Copy each record exactly, word for word.

··· Data records

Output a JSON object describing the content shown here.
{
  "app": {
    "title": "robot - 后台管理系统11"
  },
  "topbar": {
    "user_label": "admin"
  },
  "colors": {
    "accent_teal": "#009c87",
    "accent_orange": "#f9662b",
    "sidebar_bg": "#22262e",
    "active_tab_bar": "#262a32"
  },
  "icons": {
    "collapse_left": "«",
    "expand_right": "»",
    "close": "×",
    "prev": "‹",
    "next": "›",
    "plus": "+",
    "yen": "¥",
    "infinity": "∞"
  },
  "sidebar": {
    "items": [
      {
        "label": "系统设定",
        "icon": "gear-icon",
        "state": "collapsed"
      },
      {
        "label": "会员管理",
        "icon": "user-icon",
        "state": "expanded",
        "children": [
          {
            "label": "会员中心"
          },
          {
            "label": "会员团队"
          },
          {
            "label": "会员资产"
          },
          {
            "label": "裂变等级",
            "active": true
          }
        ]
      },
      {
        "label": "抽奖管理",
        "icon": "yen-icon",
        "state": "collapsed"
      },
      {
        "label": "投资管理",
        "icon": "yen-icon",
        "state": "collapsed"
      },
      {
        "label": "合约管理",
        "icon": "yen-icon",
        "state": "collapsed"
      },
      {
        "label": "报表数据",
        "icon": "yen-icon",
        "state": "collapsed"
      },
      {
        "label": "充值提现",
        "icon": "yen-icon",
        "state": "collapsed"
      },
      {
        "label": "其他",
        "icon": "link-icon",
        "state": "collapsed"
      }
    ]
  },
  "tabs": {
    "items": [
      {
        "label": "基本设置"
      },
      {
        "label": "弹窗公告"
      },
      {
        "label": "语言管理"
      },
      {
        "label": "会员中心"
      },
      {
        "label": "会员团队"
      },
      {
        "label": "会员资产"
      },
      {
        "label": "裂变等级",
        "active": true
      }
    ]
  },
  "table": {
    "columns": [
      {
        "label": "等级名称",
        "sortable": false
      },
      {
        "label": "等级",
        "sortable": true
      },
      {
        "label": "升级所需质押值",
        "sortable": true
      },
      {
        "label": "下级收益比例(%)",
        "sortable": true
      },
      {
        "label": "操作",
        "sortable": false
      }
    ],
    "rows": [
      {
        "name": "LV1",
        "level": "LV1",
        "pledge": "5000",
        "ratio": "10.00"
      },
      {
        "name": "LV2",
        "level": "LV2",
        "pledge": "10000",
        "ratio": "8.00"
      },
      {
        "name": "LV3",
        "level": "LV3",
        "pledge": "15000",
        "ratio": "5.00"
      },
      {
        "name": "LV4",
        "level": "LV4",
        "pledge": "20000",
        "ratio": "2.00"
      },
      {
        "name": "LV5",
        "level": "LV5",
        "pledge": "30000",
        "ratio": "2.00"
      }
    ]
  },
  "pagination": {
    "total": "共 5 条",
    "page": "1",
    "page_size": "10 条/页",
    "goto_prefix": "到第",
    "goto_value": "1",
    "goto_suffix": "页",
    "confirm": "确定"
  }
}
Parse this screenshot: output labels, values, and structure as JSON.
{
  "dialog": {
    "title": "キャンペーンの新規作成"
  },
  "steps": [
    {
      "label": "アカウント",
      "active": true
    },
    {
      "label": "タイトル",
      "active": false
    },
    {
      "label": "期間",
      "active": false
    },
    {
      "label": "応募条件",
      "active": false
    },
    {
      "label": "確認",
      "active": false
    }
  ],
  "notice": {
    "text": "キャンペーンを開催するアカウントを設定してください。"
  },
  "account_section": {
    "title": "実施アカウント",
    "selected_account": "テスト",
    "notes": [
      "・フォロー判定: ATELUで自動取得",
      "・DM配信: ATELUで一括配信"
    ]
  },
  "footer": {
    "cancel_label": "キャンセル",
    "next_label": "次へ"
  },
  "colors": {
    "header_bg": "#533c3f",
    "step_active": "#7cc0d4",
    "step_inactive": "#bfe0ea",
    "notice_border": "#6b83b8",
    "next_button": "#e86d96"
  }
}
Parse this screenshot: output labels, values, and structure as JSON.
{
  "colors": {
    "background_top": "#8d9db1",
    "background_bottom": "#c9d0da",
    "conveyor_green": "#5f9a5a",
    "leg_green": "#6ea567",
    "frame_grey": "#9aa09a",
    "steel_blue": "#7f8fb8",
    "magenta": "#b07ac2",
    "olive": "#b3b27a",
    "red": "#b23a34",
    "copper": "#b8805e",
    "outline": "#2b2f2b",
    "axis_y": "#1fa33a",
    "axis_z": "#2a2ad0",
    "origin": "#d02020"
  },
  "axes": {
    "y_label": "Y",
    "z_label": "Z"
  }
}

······

**Task result:**
Output a JSON object describing the content shown here.
{
  "app": {
    "title": "robot - 后台管理系统11"
  },
  "topbar": {
    "user_label": "admin"
  },
  "colors": {
    "accent_teal": "#009c87",
    "accent_orange": "#f9662b",
    "sidebar_bg": "#22262e",
    "active_tab_bar": "#262a32"
  },
  "icons": {
    "collapse_left": "«",
    "expand_right": "»",
    "close": "×",
    "prev": "‹",
    "next": "›",
    "plus": "+",
    "yen": "¥",
    "infinity": "∞"
  },
  "sidebar": {
    "items": [
      {
        "label": "系统设定",
        "icon": "gear-icon",
        "state": "collapsed"
      },
      {
        "label": "会员管理",
        "icon": "user-icon",
        "state": "expanded",
        "children": [
          {
            "label": "会员中心"
          },
          {
            "label": "会员团队"
          },
          {
            "label": "会员资产"
          },
          {
            "label": "裂变等级",
            "active": true
          }
        ]
      },
      {
        "label": "抽奖管理",
        "icon": "yen-icon",
        "state": "collapsed"
      },
      {
        "label": "投资管理",
        "icon": "yen-icon",
        "state": "collapsed"
      },
      {
        "label": "合约管理",
        "icon": "yen-icon",
        "state": "collapsed"
      },
      {
        "label": "报表数据",
        "icon": "yen-icon",
        "state": "collapsed"
      },
      {
        "label": "充值提现",
        "icon": "yen-icon",
        "state": "collapsed"
      },
      {
        "label": "其他",
        "icon": "link-icon",
        "state": "collapsed"
      }
    ]
  },
  "tabs": {
    "items": [
      {
        "label": "基本设置"
      },
      {
        "label": "弹窗公告"
      },
      {
        "label": "语言管理"
      },
      {
        "label": "会员中心"
      },
      {
        "label": "会员团队"
      },
      {
        "label": "会员资产"
      },
      {
        "label": "裂变等级",
        "active": true
      }
    ]
  },
  "table": {
    "columns": [
      {
        "label": "等级名称",
        "sortable": false
      },
      {
        "label": "等级",
        "sortable": true
      },
      {
        "label": "升级所需质押值",
        "sortable": true
      },
      {
        "label": "下级收益比例(%)",
        "sortable": true
      },
      {
        "label": "操作",
        "sortable": false
      }
    ],
    "rows": [
      {
        "name": "LV1",
        "level": "LV1",
        "pledge": "5000",
        "ratio": "10.00"
      },
      {
        "name": "LV2",
        "level": "LV2",
        "pledge": "10000",
        "ratio": "8.00"
      },
      {
        "name": "LV3",
        "level": "LV3",
        "pledge": "15000",
        "ratio": "5.00"
      },
      {
        "name": "LV4",
        "level": "LV4",
        "pledge": "20000",
        "ratio": "2.00"
      },
      {
        "name": "LV5",
        "level": "LV5",
        "pledge": "30000",
        "ratio": "2.00"
      }
    ]
  },
  "pagination": {
    "total": "共 5 条",
    "page": "1",
    "page_size": "10 条/页",
    "goto_prefix": "到第",
    "goto_value": "1",
    "goto_suffix": "页",
    "confirm": "确定"
  }
}
Parse this screenshot: output labels, values, and structure as JSON.
{
  "dialog": {
    "title": "キャンペーンの新規作成"
  },
  "steps": [
    {
      "label": "アカウント",
      "active": true
    },
    {
      "label": "タイトル",
      "active": false
    },
    {
      "label": "期間",
      "active": false
    },
    {
      "label": "応募条件",
      "active": false
    },
    {
      "label": "確認",
      "active": false
    }
  ],
  "notice": {
    "text": "キャンペーンを開催するアカウントを設定してください。"
  },
  "account_section": {
    "title": "実施アカウント",
    "selected_account": "テスト",
    "notes": [
      "・フォロー判定: ATELUで自動取得",
      "・DM配信: ATELUで一括配信"
    ]
  },
  "footer": {
    "cancel_label": "キャンセル",
    "next_label": "次へ"
  },
  "colors": {
    "header_bg": "#533c3f",
    "step_active": "#7cc0d4",
    "step_inactive": "#bfe0ea",
    "notice_border": "#6b83b8",
    "next_button": "#e86d96"
  }
}
Parse this screenshot: output labels, values, and structure as JSON.
{
  "colors": {
    "background_top": "#8d9db1",
    "background_bottom": "#c9d0da",
    "conveyor_green": "#5f9a5a",
    "leg_green": "#6ea567",
    "frame_grey": "#9aa09a",
    "steel_blue": "#7f8fb8",
    "magenta": "#b07ac2",
    "olive": "#b3b27a",
    "red": "#b23a34",
    "copper": "#b8805e",
    "outline": "#2b2f2b",
    "axis_y": "#1fa33a",
    "axis_z": "#2a2ad0",
    "origin": "#d02020"
  },
  "axes": {
    "y_label": "Y",
    "z_label": "Z"
  }
}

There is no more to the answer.